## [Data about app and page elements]

"""

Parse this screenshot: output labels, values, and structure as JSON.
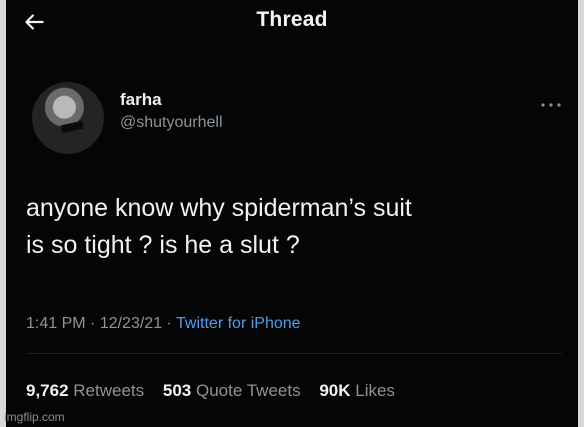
{
  "header": {
    "title": "Thread"
  },
  "tweet": {
    "name": "farha",
    "handle": "@shutyourhell",
    "text_line1": "anyone know why spiderman’s suit",
    "text_line2": "is so tight ? is he a slut ?",
    "time": "1:41 PM",
    "sep1": " · ",
    "date": "12/23/21",
    "sep2": " · ",
    "source": "Twitter for iPhone",
    "stats": {
      "retweets_count": "9,762",
      "retweets_label": "Retweets",
      "quotes_count": "503",
      "quotes_label": "Quote Tweets",
      "likes_count": "90K",
      "likes_label": "Likes"
    }
  },
  "watermark": "imgflip.com",
  "colors": {
    "background": "#050505",
    "text": "#f1f1f1",
    "muted": "#8b949b",
    "link": "#4f9ee8"
  },
  "icons": [
    "back-arrow-icon",
    "more-options-icon"
  ]
}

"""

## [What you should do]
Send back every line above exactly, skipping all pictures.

## [Solution for this problem]
Parse this screenshot: output labels, values, and structure as JSON.
{
  "header": {
    "title": "Thread"
  },
  "tweet": {
    "name": "farha",
    "handle": "@shutyourhell",
    "text_line1": "anyone know why spiderman’s suit",
    "text_line2": "is so tight ? is he a slut ?",
    "time": "1:41 PM",
    "sep1": " · ",
    "date": "12/23/21",
    "sep2": " · ",
    "source": "Twitter for iPhone",
    "stats": {
      "retweets_count": "9,762",
      "retweets_label": "Retweets",
      "quotes_count": "503",
      "quotes_label": "Quote Tweets",
      "likes_count": "90K",
      "likes_label": "Likes"
    }
  },
  "watermark": "imgflip.com",
  "colors": {
    "background": "#050505",
    "text": "#f1f1f1",
    "muted": "#8b949b",
    "link": "#4f9ee8"
  },
  "icons": [
    "back-arrow-icon",
    "more-options-icon"
  ]
}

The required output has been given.